George and Elizabeth are enjoying a meal in their colossal, gorgeous townhouse when he receives two letters. The first, an invitation to a banquet from Lord Godolphin. The second … news that a young relative of Lord Godolphin will appear before George in court the next day, on charges of having assaulted a servant girl. For a MINUTE, I thought that George would do the right thing, but like the dip shit monster he is, he not only finds the man innocent, he orders the SERVANT GIRL be tried for perjury and slander! The court is horrified, and Elizabeth looks sick. Lord Godolphin gives him an approving nod, but George doesn’t seem to gain much satisfaction from it. Apparently, this is a bridge too far for even George’s feeble conscience.
Back at home, Elizabeth has found herself a Doctor Feelgood, who gives her a tincture to relieve her nerves. It’s pretty clearly laudanum, so I expect she’ll be pulling a Requiem for a Dream this season.
Demelza is bitterly picking up firewood when Ross returns, and she’s so delighted to see him that all her complaints about his absence seem to be washed aside. As they peruse the list together, we flash to the French prison where a very Tom Hanks–in–Castaway looking Enys is hoping not to get executed. Pug Lady is absolutely overjoyed to hear he’s alive, though being alive and in a French prison isn’t great.

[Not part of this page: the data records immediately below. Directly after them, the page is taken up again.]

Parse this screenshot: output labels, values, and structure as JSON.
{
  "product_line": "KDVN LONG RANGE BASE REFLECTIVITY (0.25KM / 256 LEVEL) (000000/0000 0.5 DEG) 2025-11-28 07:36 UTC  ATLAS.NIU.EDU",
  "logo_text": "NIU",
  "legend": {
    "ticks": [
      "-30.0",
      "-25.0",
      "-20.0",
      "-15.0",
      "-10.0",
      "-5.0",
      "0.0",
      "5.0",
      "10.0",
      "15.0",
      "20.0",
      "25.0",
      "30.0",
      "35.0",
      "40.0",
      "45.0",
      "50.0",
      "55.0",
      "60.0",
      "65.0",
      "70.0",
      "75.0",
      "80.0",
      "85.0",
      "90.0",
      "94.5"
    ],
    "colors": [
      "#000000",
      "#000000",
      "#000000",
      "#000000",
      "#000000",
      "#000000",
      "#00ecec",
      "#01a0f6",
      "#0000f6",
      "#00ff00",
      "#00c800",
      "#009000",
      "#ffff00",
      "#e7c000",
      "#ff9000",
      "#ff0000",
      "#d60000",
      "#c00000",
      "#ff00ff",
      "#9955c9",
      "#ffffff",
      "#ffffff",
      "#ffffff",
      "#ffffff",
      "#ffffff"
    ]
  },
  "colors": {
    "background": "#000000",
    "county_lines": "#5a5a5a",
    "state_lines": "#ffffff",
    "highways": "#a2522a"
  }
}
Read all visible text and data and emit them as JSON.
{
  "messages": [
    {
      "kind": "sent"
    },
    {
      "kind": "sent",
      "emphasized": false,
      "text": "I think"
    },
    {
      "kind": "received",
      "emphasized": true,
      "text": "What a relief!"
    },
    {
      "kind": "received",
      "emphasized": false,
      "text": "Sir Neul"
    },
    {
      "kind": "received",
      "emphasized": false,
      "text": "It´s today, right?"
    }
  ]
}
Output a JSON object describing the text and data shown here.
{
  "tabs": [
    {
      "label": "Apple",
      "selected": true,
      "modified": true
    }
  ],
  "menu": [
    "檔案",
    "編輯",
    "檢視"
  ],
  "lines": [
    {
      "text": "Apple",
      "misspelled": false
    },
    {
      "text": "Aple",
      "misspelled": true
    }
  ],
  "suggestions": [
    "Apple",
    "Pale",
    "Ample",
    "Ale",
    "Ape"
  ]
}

Morwenna and Drake have made their attraction known to each other, and the storehouse is coming along beautifully. Ross, however, gets up on his highest horse because Demelza made the Methodists a gift of it without consulting him. YOU’VE GOT SOME NERVE, ROSS POLDARK. Demelza is like, “Listen, buddy, when you’re not here I have to run this whole goddamn show by myself, so I don’t need your nonsense.” He’s actually convinced by her proto-feminist speech, and they proceed to have excellent sex. We do not get to see his shirt come off, sadly.